Lot 260


1965 Citroën 2CV 4×4 'Sahara'


€143,750 EUR | Sold

Monaco | Monaco, Monaco



Chassis No.
Engine No.
Body No.
0005 000098
Rear Engine No.
Cancelled French Certificat d’Immatriculation
  • Coveted and rare 2CV 4x4 ‘Sahara’, offering four-wheel drive
  • One of an estimated 694 twin-engined ‘Sahara’ models from a production run spanning almost four million 2CVs
  • Restored from 2021 to 2023, with pictures on file
  • Three owners from new; odometer reads only 40,492 kilometres
  • Retains matching-numbers, body, chassis and pair of engines, verified by accompanying factory data from Citroën

The simplicity of the Citroën 2CV’s fundamental design is refreshingly straightforward. Conceived by the French marque in 1948 as a means of affordably mobilising a segment of rural society still dependent on the horse and cart, the 2CV’s name translates roughly from the French deux chevaux to “two horse-powers”. Given the nature of French roads in the immediate post-war period, the 2CV was built to be cheap, reliable, easy to maintain, and with long-travel suspension that made it able to traverse a freshly ploughed field—famously demonstrated in period advertising campaigns with a basket of eggs balanced on the passenger’s seat.
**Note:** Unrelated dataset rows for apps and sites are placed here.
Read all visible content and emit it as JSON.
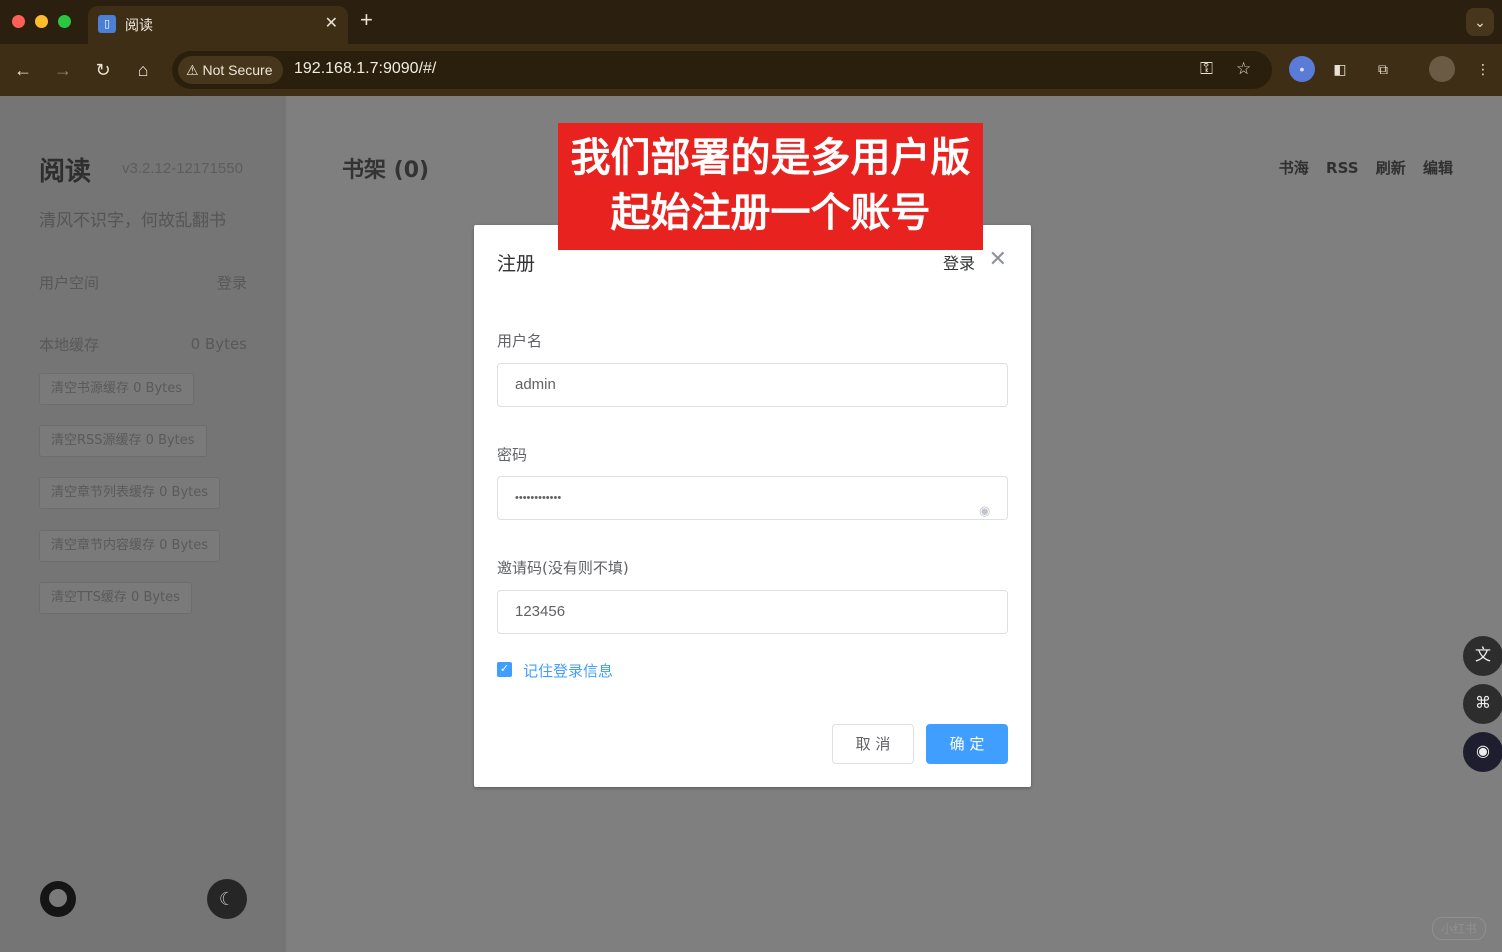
{
  "browser": {
    "tab_title": "阅读",
    "tab_favicon": "■",
    "tab_close": "✕",
    "new_tab": "+",
    "security_label": "Not Secure",
    "url": "192.168.1.7:9090/#/"
  },
  "sidebar": {
    "title": "阅读",
    "version": "v3.2.12-12171550",
    "slogan": "清风不识字，何故乱翻书",
    "user_space_label": "用户空间",
    "login_link": "登录",
    "local_cache_label": "本地缓存",
    "local_cache_value": "0 Bytes",
    "cache_buttons": [
      "清空书源缓存 0 Bytes",
      "清空RSS源缓存 0 Bytes",
      "清空章节列表缓存 0 Bytes",
      "清空章节内容缓存 0 Bytes",
      "清空TTS缓存 0 Bytes"
    ]
  },
  "main": {
    "shelf_title": "书架 (0)",
    "links": [
      "书海",
      "RSS",
      "刷新",
      "编辑"
    ]
  },
  "modal": {
    "title": "注册",
    "login_link": "登录",
    "username_label": "用户名",
    "username_value": "admin",
    "password_label": "密码",
    "password_value": "••••••••••••",
    "invite_label": "邀请码(没有则不填)",
    "invite_value": "123456",
    "remember_label": "记住登录信息",
    "remember_checked": true,
    "cancel_label": "取 消",
    "confirm_label": "确 定"
  },
  "caption": {
    "line1": "我们部署的是多用户版",
    "line2": "起始注册一个账号"
  },
  "watermark": "小红书",
  "colors": {
    "primary": "#409eff",
    "caption_bg": "#e8231f",
    "chrome_bg": "#3d2e15"
  }
}
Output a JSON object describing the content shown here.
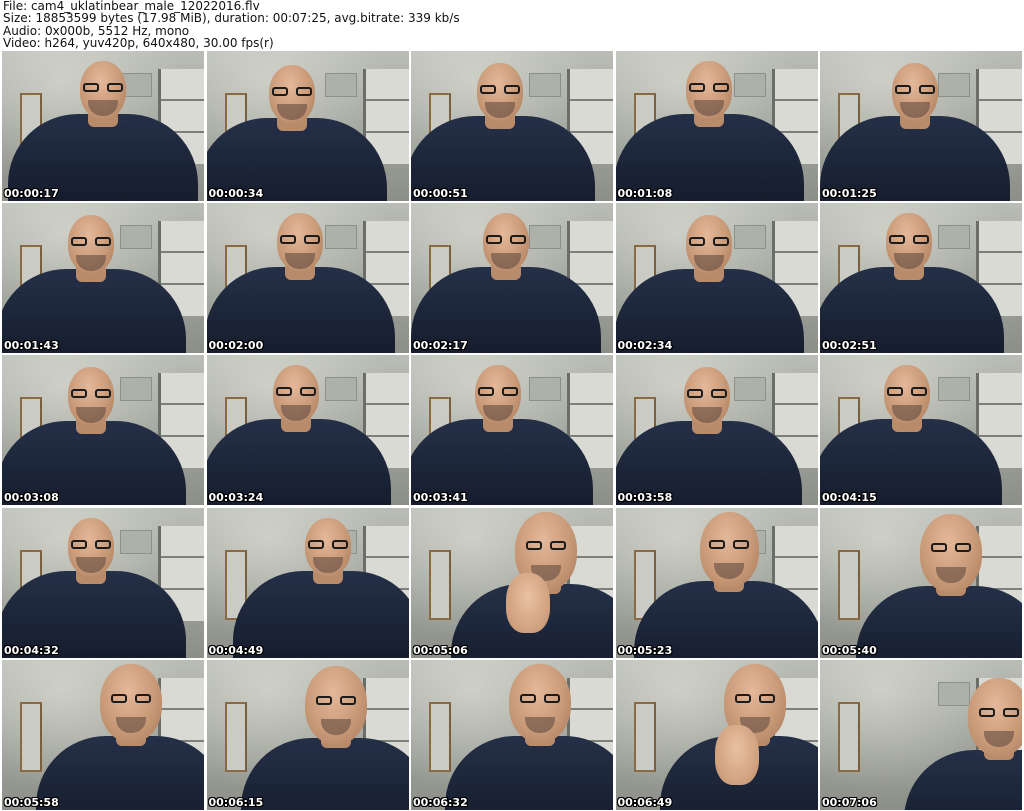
{
  "header": {
    "file_line": "File: cam4_uklatinbear_male_12022016.flv",
    "size_line": "Size: 18853599 bytes (17.98 MiB), duration: 00:07:25, avg.bitrate: 339 kb/s",
    "audio_line": "Audio: 0x000b, 5512 Hz, mono",
    "video_line": "Video: h264, yuv420p, 640x480, 30.00 fps(r)"
  },
  "thumbnails": [
    {
      "timestamp": "00:00:17"
    },
    {
      "timestamp": "00:00:34"
    },
    {
      "timestamp": "00:00:51"
    },
    {
      "timestamp": "00:01:08"
    },
    {
      "timestamp": "00:01:25"
    },
    {
      "timestamp": "00:01:43"
    },
    {
      "timestamp": "00:02:00"
    },
    {
      "timestamp": "00:02:17"
    },
    {
      "timestamp": "00:02:34"
    },
    {
      "timestamp": "00:02:51"
    },
    {
      "timestamp": "00:03:08"
    },
    {
      "timestamp": "00:03:24"
    },
    {
      "timestamp": "00:03:41"
    },
    {
      "timestamp": "00:03:58"
    },
    {
      "timestamp": "00:04:15"
    },
    {
      "timestamp": "00:04:32"
    },
    {
      "timestamp": "00:04:49"
    },
    {
      "timestamp": "00:05:06"
    },
    {
      "timestamp": "00:05:23"
    },
    {
      "timestamp": "00:05:40"
    },
    {
      "timestamp": "00:05:58"
    },
    {
      "timestamp": "00:06:15"
    },
    {
      "timestamp": "00:06:32"
    },
    {
      "timestamp": "00:06:49"
    },
    {
      "timestamp": "00:07:06"
    }
  ],
  "colors": {
    "background": "#ffffff",
    "text": "#111111",
    "robe": "#1b2437",
    "timestamp_text": "#ffffff"
  }
}
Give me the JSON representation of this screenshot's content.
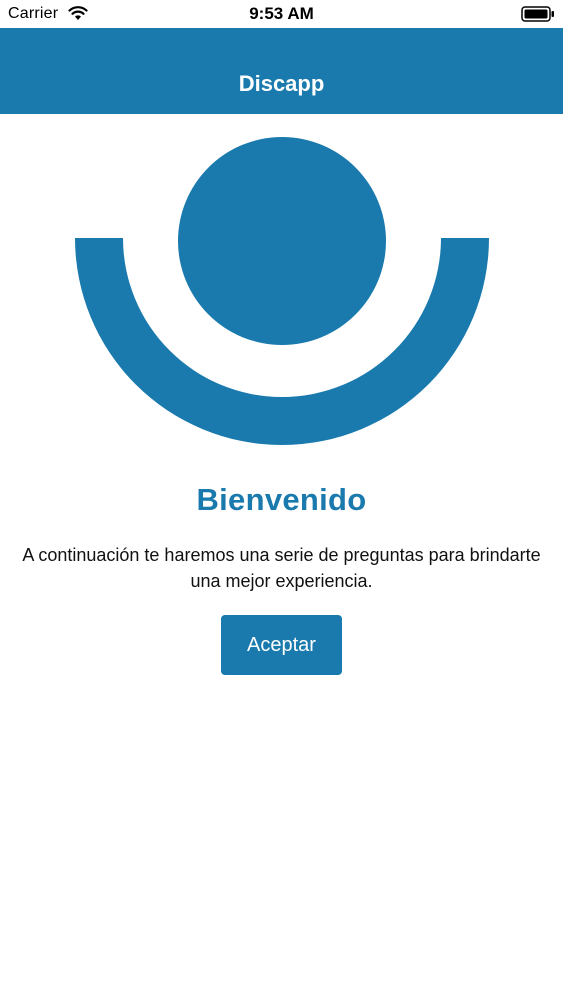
{
  "status_bar": {
    "carrier": "Carrier",
    "time": "9:53 AM",
    "wifi_icon": "wifi-icon",
    "battery_icon": "battery-icon"
  },
  "nav": {
    "title": "Discapp"
  },
  "logo": {
    "icon": "discapp-logo-icon",
    "color": "#1a7aad"
  },
  "welcome": {
    "title": "Bienvenido",
    "description": "A continuación te haremos una serie de preguntas para brindarte una mejor experiencia."
  },
  "actions": {
    "accept_label": "Aceptar"
  },
  "colors": {
    "primary": "#1a7aad",
    "background": "#ffffff"
  }
}
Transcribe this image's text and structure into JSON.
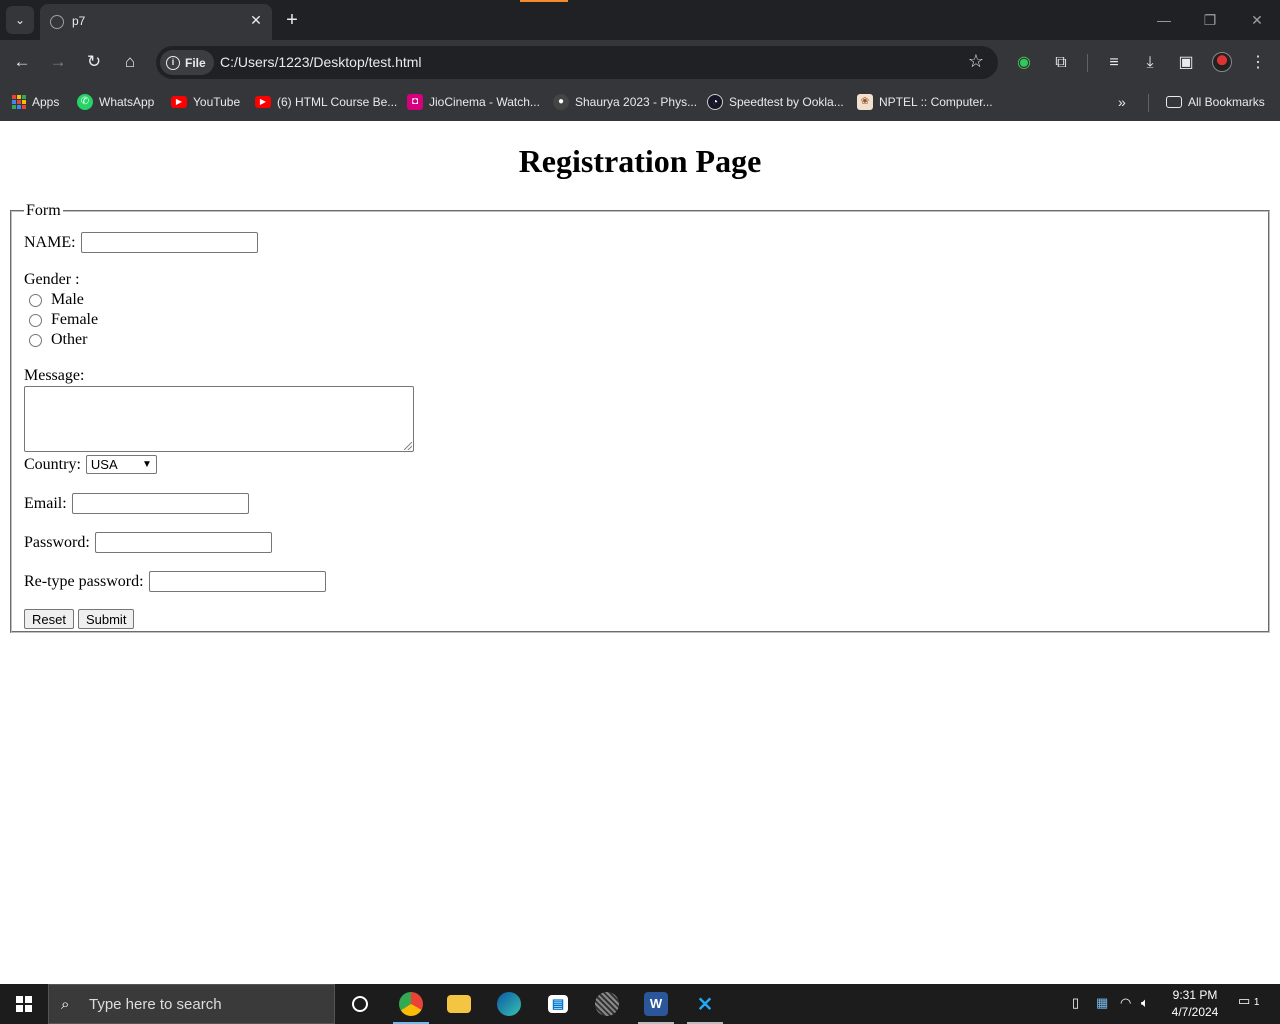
{
  "browser": {
    "tab_title": "p7",
    "address_chip": "File",
    "url": "C:/Users/1223/Desktop/test.html",
    "bookmarks": [
      {
        "label": "Apps",
        "icon": "apps-grid-icon"
      },
      {
        "label": "WhatsApp",
        "icon": "whatsapp-icon",
        "color": "#25d366"
      },
      {
        "label": "YouTube",
        "icon": "youtube-icon",
        "color": "#ff0000"
      },
      {
        "label": "(6) HTML Course Be...",
        "icon": "youtube-icon",
        "color": "#ff0000"
      },
      {
        "label": "JioCinema - Watch...",
        "icon": "jiocinema-icon",
        "color": "#d6007e"
      },
      {
        "label": "Shaurya 2023 - Phys...",
        "icon": "site-icon",
        "color": "#444444"
      },
      {
        "label": "Speedtest by Ookla...",
        "icon": "speedtest-icon",
        "color": "#141526"
      },
      {
        "label": "NPTEL :: Computer...",
        "icon": "nptel-icon",
        "color": "#f0e0d0"
      }
    ],
    "all_bookmarks": "All Bookmarks"
  },
  "page": {
    "heading": "Registration Page",
    "legend": "Form",
    "name_label": "NAME:",
    "gender_label": "Gender :",
    "gender_options": [
      "Male",
      "Female",
      "Other"
    ],
    "message_label": "Message:",
    "country_label": "Country:",
    "country_selected": "USA",
    "email_label": "Email:",
    "password_label": "Password:",
    "retype_label": "Re-type password:",
    "reset_label": "Reset",
    "submit_label": "Submit"
  },
  "taskbar": {
    "search_placeholder": "Type here to search",
    "time": "9:31 PM",
    "date": "4/7/2024",
    "notification_count": "1"
  }
}
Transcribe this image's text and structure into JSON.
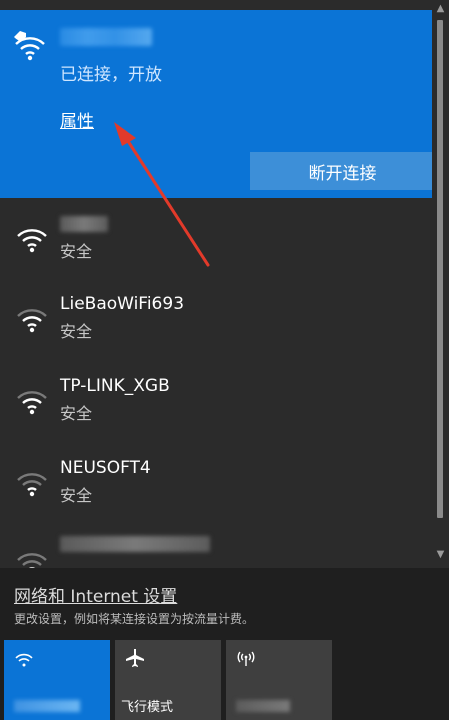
{
  "connected_network": {
    "status": "已连接，开放",
    "properties_label": "属性",
    "disconnect_label": "断开连接"
  },
  "networks": [
    {
      "security": "安全"
    },
    {
      "name": "LieBaoWiFi693",
      "security": "安全"
    },
    {
      "name": "TP-LINK_XGB",
      "security": "安全"
    },
    {
      "name": "NEUSOFT4",
      "security": "安全"
    }
  ],
  "footer": {
    "settings_label": "网络和 Internet 设置",
    "settings_desc": "更改设置，例如将某连接设置为按流量计费。"
  },
  "tiles": [
    {
      "icon": "wifi-icon"
    },
    {
      "label": "飞行模式",
      "icon": "airplane-icon"
    },
    {
      "icon": "hotspot-icon"
    }
  ],
  "colors": {
    "accent": "#0b74d6",
    "panel": "#2b2b2b",
    "annotation": "#e23a2a"
  }
}
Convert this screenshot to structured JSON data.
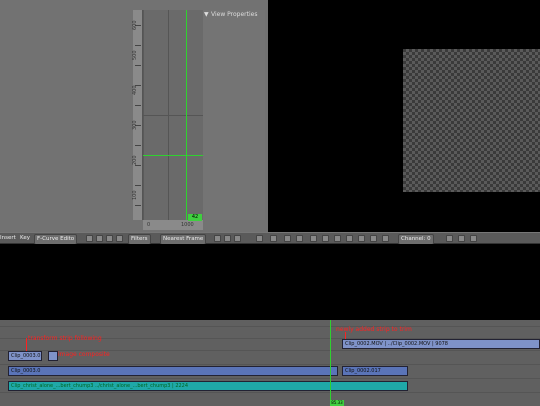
{
  "graph": {
    "ruler_labels": [
      "600",
      "500",
      "400",
      "300",
      "200",
      "100"
    ],
    "frame_marker": "42",
    "bottom_ruler_labels": [
      "0",
      "1000"
    ],
    "properties_label": "View Properties"
  },
  "header": {
    "left_cut": "Insert",
    "key_menu": "Key",
    "editor_type": "F-Curve Edito",
    "filters_label": "Filters",
    "interpolation": "Nearest Frame",
    "channel_label": "Channel: 0"
  },
  "sequencer": {
    "strips": {
      "clip_0003": "Clip_0003.0",
      "clip_0003_short": "Clip_0003.0",
      "clip_0002_top": "Clip_0002.MOV | ../Clip_0002.MOV | 9078",
      "clip_0002_left": "Clip_0002.017",
      "cyan_long": "Clip_christ_alone_...bert_chump3 ../christ_alone_...bert_chump3 | 2224"
    },
    "annotations": {
      "ann_left_top": "transform strip following",
      "ann_left_mid": "image composite",
      "ann_right_top": "newly added strip to trim"
    },
    "frame_marker": "85.33"
  },
  "colors": {
    "playhead": "#2fd12f",
    "annotation": "#ff2020",
    "strip_blue": "#5a74b8",
    "strip_cyan": "#1fa8a8"
  }
}
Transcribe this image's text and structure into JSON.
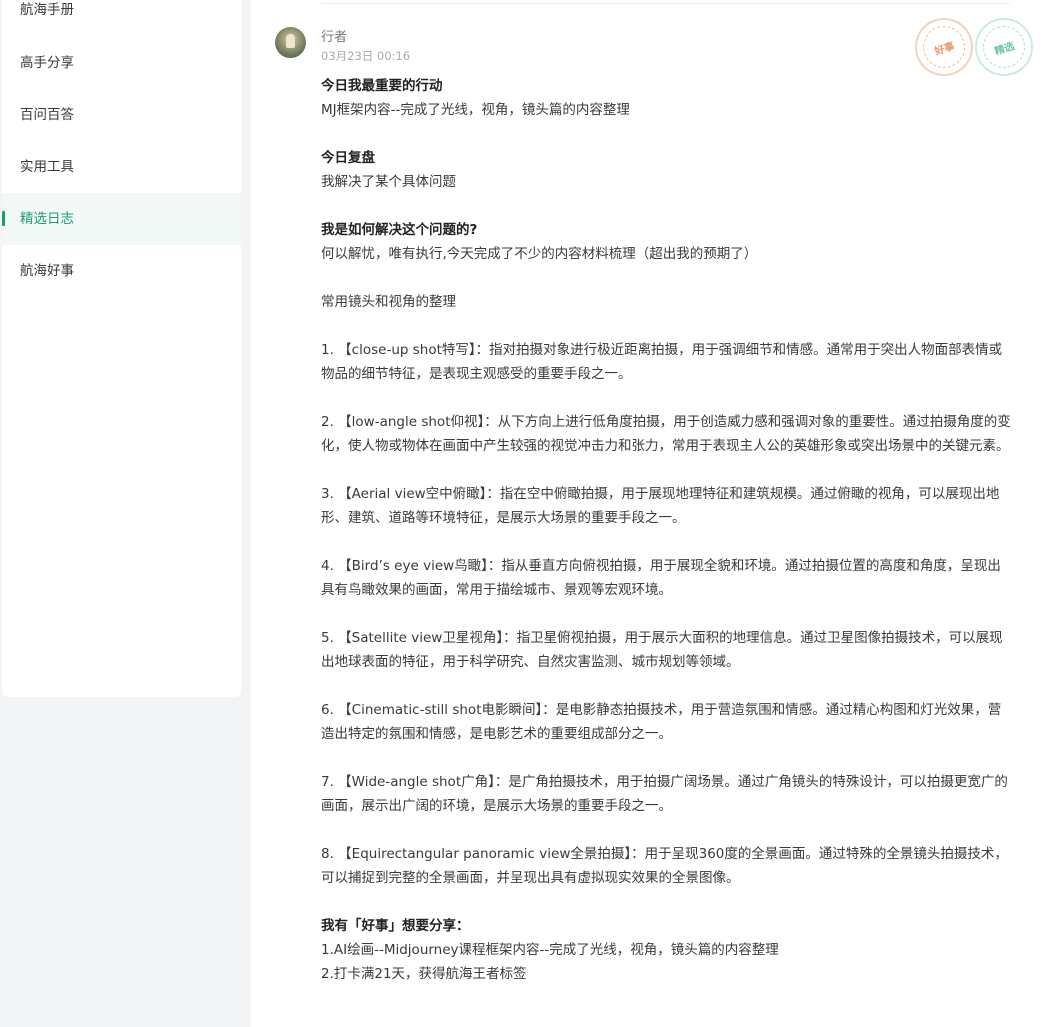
{
  "sidebar": {
    "items": [
      {
        "label": "航海手册",
        "active": false
      },
      {
        "label": "高手分享",
        "active": false
      },
      {
        "label": "百问百答",
        "active": false
      },
      {
        "label": "实用工具",
        "active": false
      },
      {
        "label": "精选日志",
        "active": true
      },
      {
        "label": "航海好事",
        "active": false
      }
    ]
  },
  "post": {
    "author": "行者",
    "date": "03月23日 00:16",
    "badges": {
      "good": "好事",
      "pick": "精选"
    },
    "accent_color": "#1f9c74",
    "sections": {
      "h1": "今日我最重要的行动",
      "p1": "MJ框架内容--完成了光线，视角，镜头篇的内容整理",
      "h2": "今日复盘",
      "p2": "我解决了某个具体问题",
      "h3": "我是如何解决这个问题的?",
      "p3": "何以解忧，唯有执行,今天完成了不少的内容材料梳理（超出我的预期了）",
      "p4": "常用镜头和视角的整理",
      "i1": "1. 【close-up shot特写】：指对拍摄对象进行极近距离拍摄，用于强调细节和情感。通常用于突出人物面部表情或物品的细节特征，是表现主观感受的重要手段之一。",
      "i2": "2. 【low-angle shot仰视】：从下方向上进行低角度拍摄，用于创造威力感和强调对象的重要性。通过拍摄角度的变化，使人物或物体在画面中产生较强的视觉冲击力和张力，常用于表现主人公的英雄形象或突出场景中的关键元素。",
      "i3": "3. 【Aerial view空中俯瞰】：指在空中俯瞰拍摄，用于展现地理特征和建筑规模。通过俯瞰的视角，可以展现出地形、建筑、道路等环境特征，是展示大场景的重要手段之一。",
      "i4": "4. 【Bird’s eye view鸟瞰】：指从垂直方向俯视拍摄，用于展现全貌和环境。通过拍摄位置的高度和角度，呈现出具有鸟瞰效果的画面，常用于描绘城市、景观等宏观环境。",
      "i5": "5. 【Satellite view卫星视角】：指卫星俯视拍摄，用于展示大面积的地理信息。通过卫星图像拍摄技术，可以展现出地球表面的特征，用于科学研究、自然灾害监测、城市规划等领域。",
      "i6": "6. 【Cinematic-still shot电影瞬间】：是电影静态拍摄技术，用于营造氛围和情感。通过精心构图和灯光效果，营造出特定的氛围和情感，是电影艺术的重要组成部分之一。",
      "i7": "7. 【Wide-angle shot广角】：是广角拍摄技术，用于拍摄广阔场景。通过广角镜头的特殊设计，可以拍摄更宽广的画面，展示出广阔的环境，是展示大场景的重要手段之一。",
      "i8": "8. 【Equirectangular panoramic view全景拍摄】：用于呈现360度的全景画面。通过特殊的全景镜头拍摄技术，可以捕捉到完整的全景画面，并呈现出具有虚拟现实效果的全景图像。",
      "h4": "我有「好事」想要分享：",
      "s1": "1.AI绘画--Midjourney课程框架内容--完成了光线，视角，镜头篇的内容整理",
      "s2": "2.打卡满21天，获得航海王者标签"
    }
  }
}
From the earliest days of the 2CV, few could have predicted the overwhelming success and remarkable longevity of the model, with the final example produced in France in 1988. Bar the occasional increase in power and engine capacity, the 2CV remained faithful to its post-war brief throughout its 40-year production run—with the notable exception of the fascinating 4x4 ‘Sahara’ variant. For this off-road specialist, Citroën engineers augmented the standard 2CV with an additional engine mounted in the rear of the car and driving the rear axle, affording the “Tin Snail” four-wheel-drive capabilities. Led by Citroën dealers who are understood to have converted their own cars in such a manner, the factory unveiled its prototype in 1958, beginning production two years later. The official version was intended for service in remote French colonies, such as those in North Africa.

The example here has lived a fascinating life. Completed by the factory in November 1965, the Citroën was registered in the name of its first owner in the same month, as evidenced by period documentation (available to view on file). A doctor who moved from Marseille to Villefranche-de-Panat, a rural commune in the Aveyron department of southern France, it is thought that Pierre Raynal preferred the off-road versatility of the 2CV 4x4 ‘Sahara’ for his door-to-door occasional visits to patients across the rustic countryside. Dr Raynal used the Citroën in all weathers until the 1980s, when the 2CV was replaced by a Range Rover. From then until the ‘Sahara’ was acquired by the consigning owner in February 2020, the car changed hands only once in 2010 and was seldom used.

Coming into ownership by the consignor, the Citroën was in a presentable but tired state, so a course of restoration began. A wealth of invoices and restoration photos (available to view on file) attest to the meticulous overhaul that the 2CV now benefits from, both cosmetically and mechanically. The body was removed to the chassis pan, which was renovated and repainted, while the finish of the coachwork itself was also renewed. Both engines and gearboxes have been removed and tuned up, the clutch and brakes are new, and the suspension and running gear have been replaced with the correct parts. The interior was stripped and renewed. Since the completion of the restoration, the Citroën has barely been used by the vendor. At the time of cataloguing the 2CV’s odometer read 40,492 kilometres, which is believed to be true.

Accompanied by its period first registration and a copy of the period insurance certificate, Citroën factory data confirming that this car retains its matching-numbers body, chassis, and both front and rear engines, and many invoices and restoration photos to vouch for its stunning restoration, this 2CV 4x4 ‘Sahara’ is a rare and usable classic with a charming French history.